“Luxury packaging grades” is another new product line.
“Those are very high-end products that you see in perfume boxes and watch packaging” or are used to print shopping bags for high-end retailers, he said.
Basile said 21 percent of the mill’s volume in 2016 was from new products and new customers.
“Considerable achievement when you think about the broader paper market declines of 3 to 4 percent,” he said.
Basile said the biggest challenge Finch faces in 2017 is hiring local workers who have necessary science, technology, engineering and math skills.
“That’s one of the things that we look at in the area in general, that we all as manufacturers are focused on, is the development of that talent pipeline,” he said.
“The production floor and factory of today is much different than that of generations past, and it is taking time to attract interest from younger workers entering the workforce to view manufacturing as the lucrative career path it has become,” Bartholomew said.
SUNY Adirondack is meeting with a task force of manufacturers to plan a new series of non-credit, short-term STEM skills training classes, said John Jablonski, the college’s vice president for academic affairs.
SUNY Adirondack will coordinate specialized skills courses that individual employers would not have enough workers to implement on their own.
“Each one might only have a handful of employees that need the training, and it’s not cost effective,” he said. “Now we can afford to get the critical mass that we need by identifying those common skill sets that they all need.”
Courses could be offered as soon as spring or summer.
SUNY Adirondack also is exploring the feasibility of expanding its “Early College Career Academy” program in electrical skills to offer a new option in “mecatronics,” which is a combination of mechanical and electronic skills.
The program, a partnership between the college and Washington, Saratoga, Warren, Hamilton, Essex BOCES, is for high school students who receive both high school and college credit for courses.
The closing of the General Electric Co. plant in Fort Edward last year has left experienced machinists looking for jobs elsewhere, Miller said.
Doty Machine Works already has hired two former GE workers through a job retraining program with BOCES, she said.
Miller Mechanical, one of the companies she runs, fabricates metal parts for paper industry machinery.
“That was a little sluggish last year, but this year it’s picking up,” she said.
Doty Machine Works, her other company, does machining work for local manufacturers and makes machines that manufacture steel plates, primarily an export product.
“We’ve sold some in previous years to South Korea, Vietnam, China and Japan.

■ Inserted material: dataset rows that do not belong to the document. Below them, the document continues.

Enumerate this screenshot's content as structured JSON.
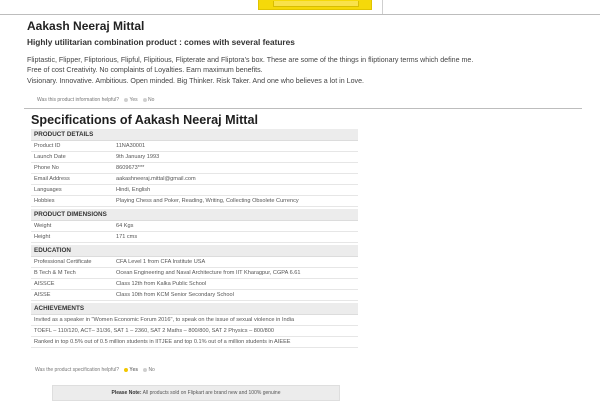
{
  "product": {
    "title": "Aakash Neeraj Mittal",
    "subtitle": "Highly utilitarian combination product : comes with several features",
    "description": [
      "Fliptastic, Flipper, Fliptorious, Flipful, Flipitious, Flipterate and Fliptora's box. These are some of the things in fliptionary terms which define me.",
      "Free of cost Creativity. No complaints of Loyalties. Earn maximum benefits.",
      "Visionary. Innovative. Ambitious. Open minded. Big Thinker. Risk Taker. And one who believes a lot in Love."
    ]
  },
  "helpful_info": {
    "question": "Was this product information helpful?",
    "yes": "Yes",
    "no": "No"
  },
  "specs": {
    "title": "Specifications of Aakash  Neeraj Mittal",
    "sections": [
      {
        "heading": "PRODUCT DETAILS",
        "rows": [
          {
            "label": "Product ID",
            "value": "11NA30001"
          },
          {
            "label": "Launch Date",
            "value": "9th January 1993"
          },
          {
            "label": "Phone No",
            "value": "8609673***"
          },
          {
            "label": "Email Address",
            "value": "aakashneeraj.mittal@gmail.com"
          },
          {
            "label": "Languages",
            "value": "Hindi, English"
          },
          {
            "label": "Hobbies",
            "value": "Playing Chess and Poker,  Reading, Writing, Collecting Obsolete Currency"
          }
        ]
      },
      {
        "heading": "PRODUCT DIMENSIONS",
        "rows": [
          {
            "label": "Weight",
            "value": "64 Kgs"
          },
          {
            "label": "Height",
            "value": "171 cms"
          }
        ]
      },
      {
        "heading": "EDUCATION",
        "rows": [
          {
            "label": "Professional Certificate",
            "value": "CFA Level 1 from CFA Institute USA"
          },
          {
            "label": "B Tech & M Tech",
            "value": "Ocean Engineering and Naval Architecture from IIT Kharagpur, CGPA 6.61"
          },
          {
            "label": "AISSCE",
            "value": "Class 12th from Kalka Public School"
          },
          {
            "label": "AISSE",
            "value": "Class 10th from KCM Senior Secondary School"
          }
        ]
      },
      {
        "heading": "ACHIEVEMENTS",
        "rows": [
          {
            "label": "",
            "value": "Invited as a speaker in \"Women Economic Forum 2016\", to speak on the issue of sexual violence in India"
          },
          {
            "label": "",
            "value": "TOEFL – 110/120, ACT– 31/36, SAT 1 – 2360, SAT 2 Maths – 800/800, SAT 2 Physics – 800/800"
          },
          {
            "label": "",
            "value": "Ranked in top 0.5% out of 0.5 million students in IITJEE and top 0.1% out of a million students in AIEEE"
          }
        ]
      }
    ]
  },
  "helpful_spec": {
    "question": "Was the product specification helpful?",
    "yes": "Yes",
    "no": "No"
  },
  "note": {
    "label": "Please Note:",
    "text": "All products sold on Flipkart are brand new and 100% genuine"
  },
  "colors": {
    "accent_yellow": "#f5d90a",
    "section_bg": "#ececec"
  }
}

And we have three to four possibilities this year,” she said.
Miller said she is hopeful the expected orders will materialize in a few months, once the national political climate settles.
“It’s a little disconcerting, I would say,” she said.
Barber said exporting also is a challenge for Ames Goldsmith, which makes silver-based products, but the challenge is because of long-standing trade issues, not the current political climate.
“A lot of our materials go into electronic applications. Obviously, a lot of that sector is based in the Far East,” he said. “What I am happy to say is we’re a net exporter of products, which is a good feeling.”
China is a particularly difficult market.
“The Chinese government, from what we understand, subsidizes the metals for local Chinese companies. What that does is it puts us at a really unfair advantage,” Barber said. “The only way that we’re able to do that is because our technology, at least for the time being, is stronger.”
Meanwhile, local manufacturers “are in a great position” to benefit from the national political emphasis on convincing multi-national companies to bring jobs back to the United States, Bartholomew said.
“Much has been written lately about the prospect of re-shoring of companies,” he said.
Recent National Grid infrastructure work in northern Saratoga County will improve the reliability of industrial power supply in the region, and increase the potential of recruiting new manufacturers, he said.
Read more about the local economic outlook in our Outlook section, page F1. Also, read a sit-down interview with Adirondack Regional Chamber of Commerce President Tori Riley, Local, Page B1.